The idea that adults are supposed to be tired all the time is practically baked into our culture. People grab a latte on their way to work and a Monster in the afternoon. This can make it harder to know what adequate sleep looks like. Simply put, good sleep is what you need to feel rested and refreshed when you first wake up. It can be more difficult to determine if you have chronic health problems that lower your sleep quality, or nighttime medications that make you feel groggy when you wake.
Most adults need around 7-9 hours per night on a consistent basis. This doesn’t mean that sleeping seven hours one night and nine hours the next counts as healthy rest. Your body works best on a routine that you can follow seven days a week. Try out different sleep routines to see how you feel. Keep in mind that adjusting your sleep schedule can take a few weeks to notice benefits. You will know that you have a good balance when you’re comfortably waking up at the same time every day and feeling less reliant on that first cup of coffee.
Tips to Improve Sleep Quality
As anyone with insomnia can tell you, there’s more to sleep than just heading to bed at the right time. If you’re sleeping badly on a regular basis, you may need to change your entire approach to get to the level of sleep quality you need. Think about the various aspects of your sleep environment, and consider the following:
- Use bedding that is clean, comfortable and not too warm
- Replace your mattress if it is several years old or provides inadequate support
- Set your bedroom temperature a bit cooler at nighttime
- Declutter your bedroom to minimize bedtime distractions
- Install window treatments to block light and drafts
- Improve your diet, especially in the hours before rest
- Set a goal for 30 minutes of light exercise daily
- Address snoring, which can be a sign of poor sleep
- Seek regular care to manage chronic health problems
If you have a common condition like Obstructive Sleep Apnea that affects sleep quality, you may have a variety of treatment options to manage it. Many people with OSA benefit from using a sleep apnea mouthpiece to hold open their airway and cut down on the number of sleep interruptions.

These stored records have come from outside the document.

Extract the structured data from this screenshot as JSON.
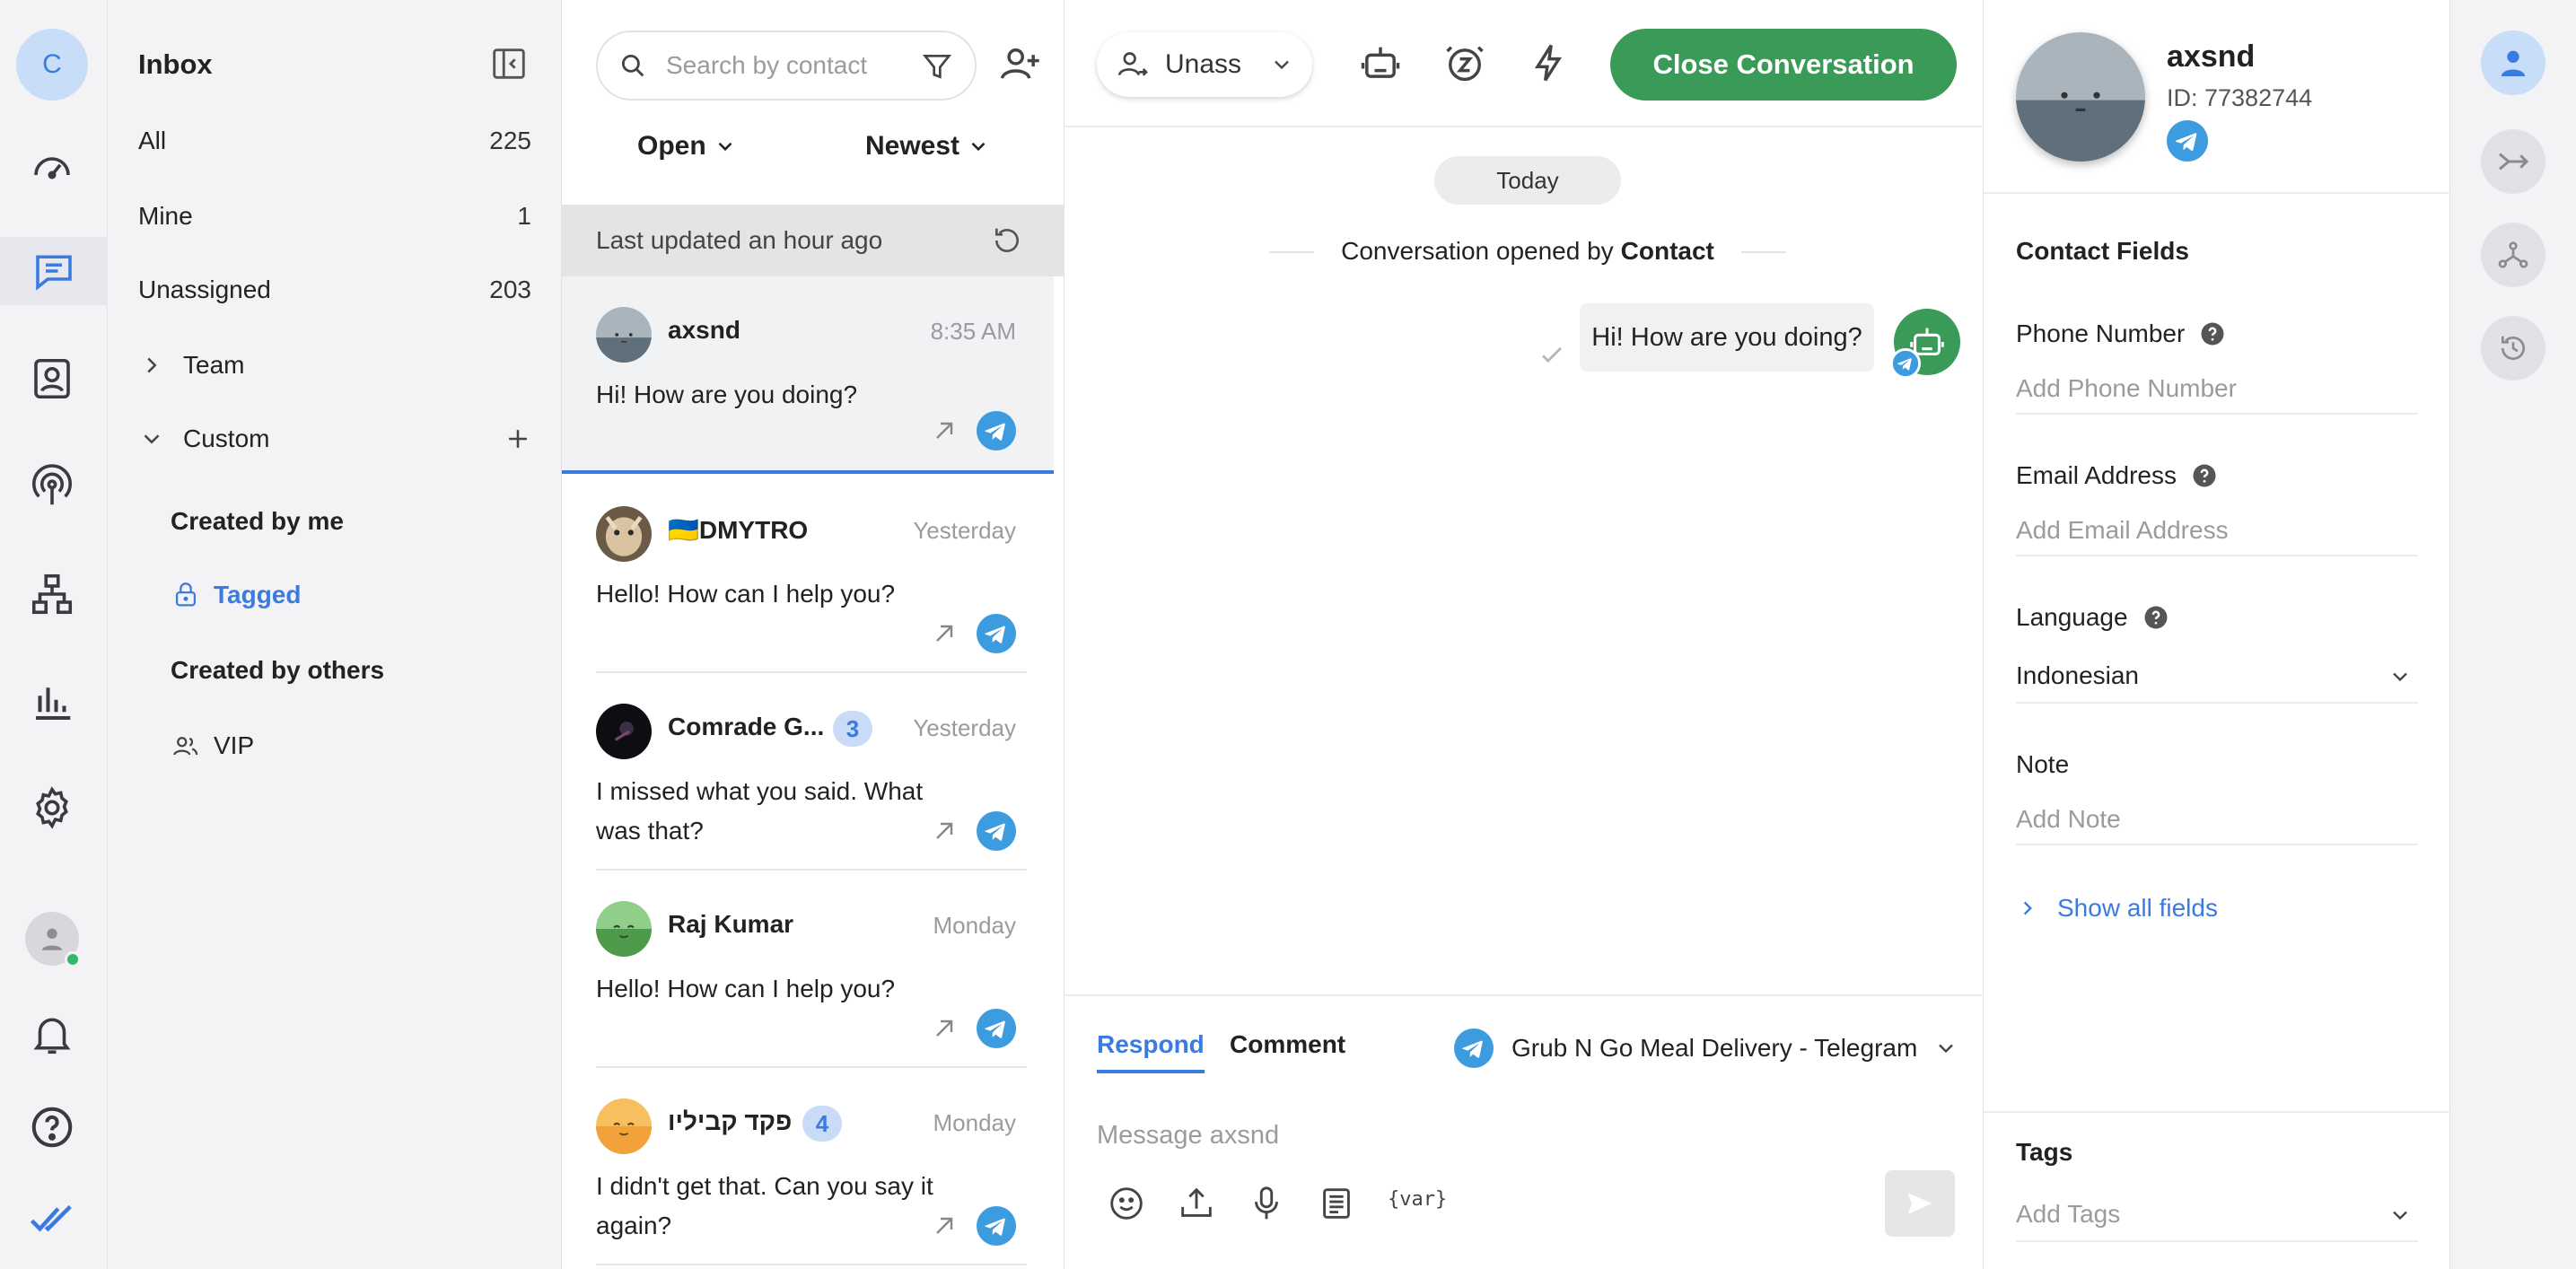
{
  "rail": {
    "avatar_letter": "C"
  },
  "inbox": {
    "title": "Inbox",
    "rows": [
      {
        "label": "All",
        "count": "225"
      },
      {
        "label": "Mine",
        "count": "1"
      },
      {
        "label": "Unassigned",
        "count": "203"
      }
    ],
    "team_label": "Team",
    "custom_label": "Custom",
    "custom_items": [
      {
        "label": "Created by me"
      },
      {
        "label": "Tagged"
      },
      {
        "label": "Created by others"
      },
      {
        "label": "VIP"
      }
    ]
  },
  "convlist": {
    "search_placeholder": "Search by contact",
    "status_filter": "Open",
    "sort": "Newest",
    "last_updated": "Last updated an hour ago",
    "items": [
      {
        "name": "axsnd",
        "time": "8:35 AM",
        "preview": "Hi! How are you doing?",
        "badge": ""
      },
      {
        "name": "🇺🇦DMYTRO",
        "time": "Yesterday",
        "preview": "Hello! How can I help you?",
        "badge": ""
      },
      {
        "name": "Comrade G...",
        "time": "Yesterday",
        "preview": "I missed what you said. What was that?",
        "badge": "3"
      },
      {
        "name": "Raj Kumar",
        "time": "Monday",
        "preview": "Hello! How can I help you?",
        "badge": ""
      },
      {
        "name": "פקד קביליו",
        "time": "Monday",
        "preview": "I didn't get that. Can you say it again?",
        "badge": "4"
      }
    ]
  },
  "chat": {
    "assignee": "Unass",
    "close_label": "Close Conversation",
    "date_divider": "Today",
    "opened_text": "Conversation opened by",
    "opened_by": "Contact",
    "message": "Hi! How are you doing?",
    "composer": {
      "tab_respond": "Respond",
      "tab_comment": "Comment",
      "channel": "Grub N Go Meal Delivery - Telegram",
      "placeholder": "Message axsnd",
      "var_label": "{var}"
    }
  },
  "contact": {
    "name": "axsnd",
    "id_text": "ID: 77382744",
    "fields_title": "Contact Fields",
    "phone_label": "Phone Number",
    "phone_placeholder": "Add Phone Number",
    "email_label": "Email Address",
    "email_placeholder": "Add Email Address",
    "language_label": "Language",
    "language_value": "Indonesian",
    "note_label": "Note",
    "note_placeholder": "Add Note",
    "show_all": "Show all fields",
    "tags_title": "Tags",
    "tags_placeholder": "Add Tags"
  },
  "colors": {
    "accent": "#3b7be0",
    "close_button": "#3a9a58",
    "telegram": "#3d9be0",
    "online": "#33b86a"
  }
}
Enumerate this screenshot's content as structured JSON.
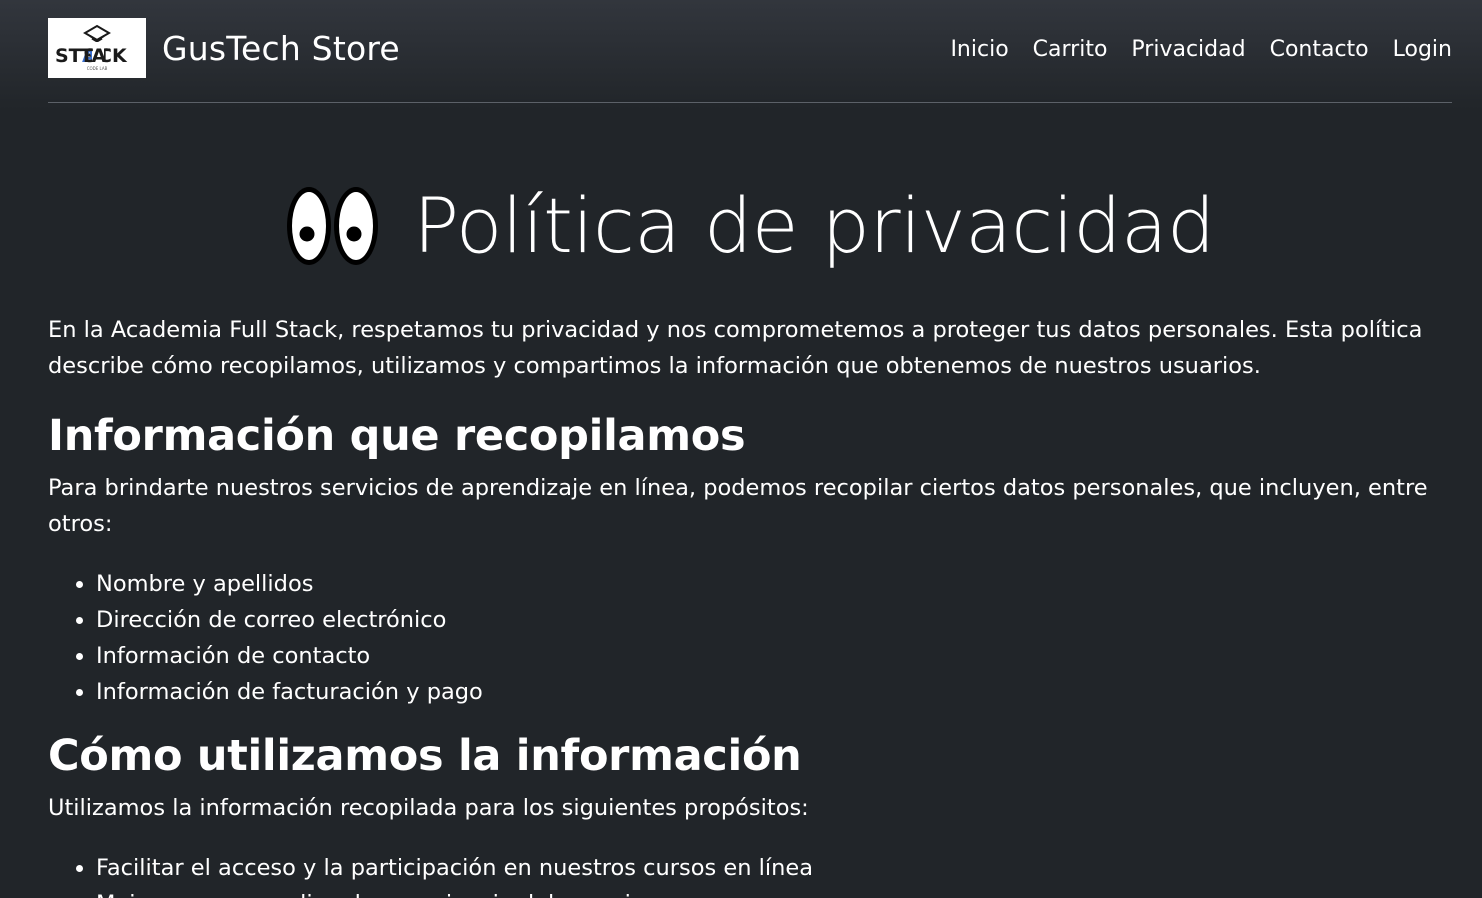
{
  "header": {
    "logo_text": "STACK",
    "brand_name": "GusTech Store",
    "nav": [
      "Inicio",
      "Carrito",
      "Privacidad",
      "Contacto",
      "Login"
    ]
  },
  "hero": {
    "emoji_icon": "eyes-icon",
    "title": "Política de privacidad"
  },
  "intro": "En la Academia Full Stack, respetamos tu privacidad y nos comprometemos a proteger tus datos personales. Esta política describe cómo recopilamos, utilizamos y compartimos la información que obtenemos de nuestros usuarios.",
  "sections": [
    {
      "heading": "Información que recopilamos",
      "text": "Para brindarte nuestros servicios de aprendizaje en línea, podemos recopilar ciertos datos personales, que incluyen, entre otros:",
      "items": [
        "Nombre y apellidos",
        "Dirección de correo electrónico",
        "Información de contacto",
        "Información de facturación y pago"
      ]
    },
    {
      "heading": "Cómo utilizamos la información",
      "text": "Utilizamos la información recopilada para los siguientes propósitos:",
      "items": [
        "Facilitar el acceso y la participación en nuestros cursos en línea",
        "Mejorar y personalizar la experiencia del usuario"
      ]
    }
  ],
  "colors": {
    "background": "#212529",
    "text": "#ffffff",
    "divider": "#5c6168"
  }
}
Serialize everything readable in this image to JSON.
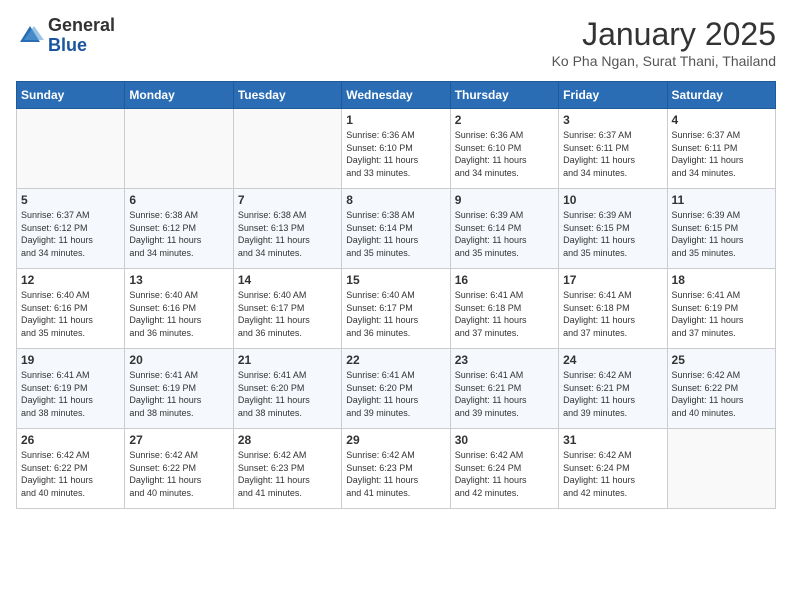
{
  "header": {
    "logo": {
      "general": "General",
      "blue": "Blue"
    },
    "title": "January 2025",
    "subtitle": "Ko Pha Ngan, Surat Thani, Thailand"
  },
  "days_of_week": [
    "Sunday",
    "Monday",
    "Tuesday",
    "Wednesday",
    "Thursday",
    "Friday",
    "Saturday"
  ],
  "weeks": [
    [
      {
        "num": "",
        "info": ""
      },
      {
        "num": "",
        "info": ""
      },
      {
        "num": "",
        "info": ""
      },
      {
        "num": "1",
        "info": "Sunrise: 6:36 AM\nSunset: 6:10 PM\nDaylight: 11 hours\nand 33 minutes."
      },
      {
        "num": "2",
        "info": "Sunrise: 6:36 AM\nSunset: 6:10 PM\nDaylight: 11 hours\nand 34 minutes."
      },
      {
        "num": "3",
        "info": "Sunrise: 6:37 AM\nSunset: 6:11 PM\nDaylight: 11 hours\nand 34 minutes."
      },
      {
        "num": "4",
        "info": "Sunrise: 6:37 AM\nSunset: 6:11 PM\nDaylight: 11 hours\nand 34 minutes."
      }
    ],
    [
      {
        "num": "5",
        "info": "Sunrise: 6:37 AM\nSunset: 6:12 PM\nDaylight: 11 hours\nand 34 minutes."
      },
      {
        "num": "6",
        "info": "Sunrise: 6:38 AM\nSunset: 6:12 PM\nDaylight: 11 hours\nand 34 minutes."
      },
      {
        "num": "7",
        "info": "Sunrise: 6:38 AM\nSunset: 6:13 PM\nDaylight: 11 hours\nand 34 minutes."
      },
      {
        "num": "8",
        "info": "Sunrise: 6:38 AM\nSunset: 6:14 PM\nDaylight: 11 hours\nand 35 minutes."
      },
      {
        "num": "9",
        "info": "Sunrise: 6:39 AM\nSunset: 6:14 PM\nDaylight: 11 hours\nand 35 minutes."
      },
      {
        "num": "10",
        "info": "Sunrise: 6:39 AM\nSunset: 6:15 PM\nDaylight: 11 hours\nand 35 minutes."
      },
      {
        "num": "11",
        "info": "Sunrise: 6:39 AM\nSunset: 6:15 PM\nDaylight: 11 hours\nand 35 minutes."
      }
    ],
    [
      {
        "num": "12",
        "info": "Sunrise: 6:40 AM\nSunset: 6:16 PM\nDaylight: 11 hours\nand 35 minutes."
      },
      {
        "num": "13",
        "info": "Sunrise: 6:40 AM\nSunset: 6:16 PM\nDaylight: 11 hours\nand 36 minutes."
      },
      {
        "num": "14",
        "info": "Sunrise: 6:40 AM\nSunset: 6:17 PM\nDaylight: 11 hours\nand 36 minutes."
      },
      {
        "num": "15",
        "info": "Sunrise: 6:40 AM\nSunset: 6:17 PM\nDaylight: 11 hours\nand 36 minutes."
      },
      {
        "num": "16",
        "info": "Sunrise: 6:41 AM\nSunset: 6:18 PM\nDaylight: 11 hours\nand 37 minutes."
      },
      {
        "num": "17",
        "info": "Sunrise: 6:41 AM\nSunset: 6:18 PM\nDaylight: 11 hours\nand 37 minutes."
      },
      {
        "num": "18",
        "info": "Sunrise: 6:41 AM\nSunset: 6:19 PM\nDaylight: 11 hours\nand 37 minutes."
      }
    ],
    [
      {
        "num": "19",
        "info": "Sunrise: 6:41 AM\nSunset: 6:19 PM\nDaylight: 11 hours\nand 38 minutes."
      },
      {
        "num": "20",
        "info": "Sunrise: 6:41 AM\nSunset: 6:19 PM\nDaylight: 11 hours\nand 38 minutes."
      },
      {
        "num": "21",
        "info": "Sunrise: 6:41 AM\nSunset: 6:20 PM\nDaylight: 11 hours\nand 38 minutes."
      },
      {
        "num": "22",
        "info": "Sunrise: 6:41 AM\nSunset: 6:20 PM\nDaylight: 11 hours\nand 39 minutes."
      },
      {
        "num": "23",
        "info": "Sunrise: 6:41 AM\nSunset: 6:21 PM\nDaylight: 11 hours\nand 39 minutes."
      },
      {
        "num": "24",
        "info": "Sunrise: 6:42 AM\nSunset: 6:21 PM\nDaylight: 11 hours\nand 39 minutes."
      },
      {
        "num": "25",
        "info": "Sunrise: 6:42 AM\nSunset: 6:22 PM\nDaylight: 11 hours\nand 40 minutes."
      }
    ],
    [
      {
        "num": "26",
        "info": "Sunrise: 6:42 AM\nSunset: 6:22 PM\nDaylight: 11 hours\nand 40 minutes."
      },
      {
        "num": "27",
        "info": "Sunrise: 6:42 AM\nSunset: 6:22 PM\nDaylight: 11 hours\nand 40 minutes."
      },
      {
        "num": "28",
        "info": "Sunrise: 6:42 AM\nSunset: 6:23 PM\nDaylight: 11 hours\nand 41 minutes."
      },
      {
        "num": "29",
        "info": "Sunrise: 6:42 AM\nSunset: 6:23 PM\nDaylight: 11 hours\nand 41 minutes."
      },
      {
        "num": "30",
        "info": "Sunrise: 6:42 AM\nSunset: 6:24 PM\nDaylight: 11 hours\nand 42 minutes."
      },
      {
        "num": "31",
        "info": "Sunrise: 6:42 AM\nSunset: 6:24 PM\nDaylight: 11 hours\nand 42 minutes."
      },
      {
        "num": "",
        "info": ""
      }
    ]
  ]
}
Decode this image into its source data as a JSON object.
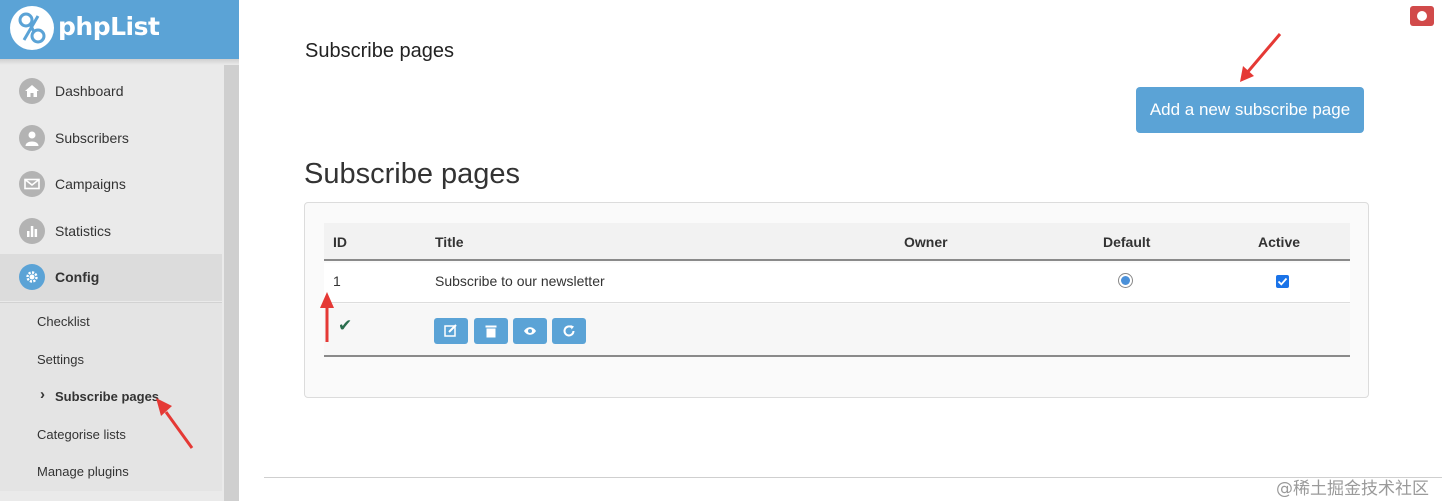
{
  "brand": {
    "name": "phpList"
  },
  "sidebar": {
    "items": [
      {
        "label": "Dashboard",
        "icon": "home-icon"
      },
      {
        "label": "Subscribers",
        "icon": "user-icon"
      },
      {
        "label": "Campaigns",
        "icon": "envelope-icon"
      },
      {
        "label": "Statistics",
        "icon": "bar-chart-icon"
      },
      {
        "label": "Config",
        "icon": "gear-icon",
        "active": true
      }
    ],
    "subitems": [
      {
        "label": "Checklist"
      },
      {
        "label": "Settings"
      },
      {
        "label": "Subscribe pages",
        "current": true
      },
      {
        "label": "Categorise lists"
      },
      {
        "label": "Manage plugins"
      }
    ]
  },
  "header": {
    "title": "Subscribe pages",
    "info_icon": "info-icon"
  },
  "main": {
    "add_button": "Add a new subscribe page",
    "section_title": "Subscribe pages",
    "table": {
      "headers": [
        "ID",
        "Title",
        "Owner",
        "Default",
        "Active"
      ],
      "rows": [
        {
          "id": "1",
          "title": "Subscribe to our newsletter",
          "owner": "",
          "default": true,
          "active": true
        }
      ],
      "row_actions": [
        "edit-icon",
        "trash-icon",
        "eye-icon",
        "refresh-icon"
      ]
    }
  },
  "watermark": "@稀土掘金技术社区",
  "colors": {
    "accent": "#5ba3d6",
    "danger": "#d14a4a",
    "annotation": "#e53935"
  }
}
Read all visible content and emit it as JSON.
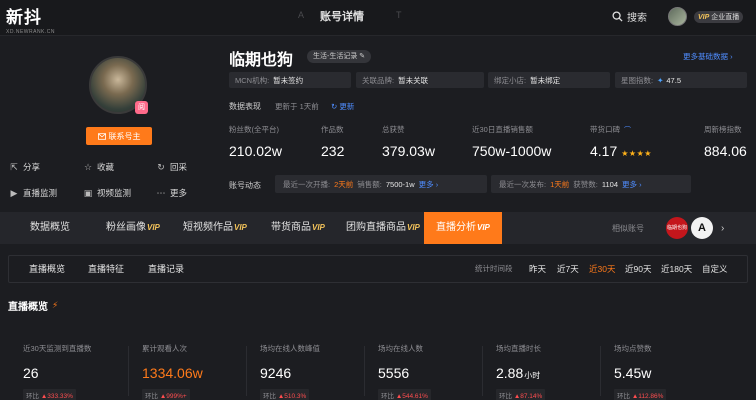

Poor sleep causes so many problems that ignoring it may seem nonsensical. The right solution could mean the difference between life and death for you and the people around you. At Premier Sleep Associates, our dental sleep medicine experts can help you make noticeable improvements to your sleep quality. Schedule a consultation or contact us at (425) 698-1732.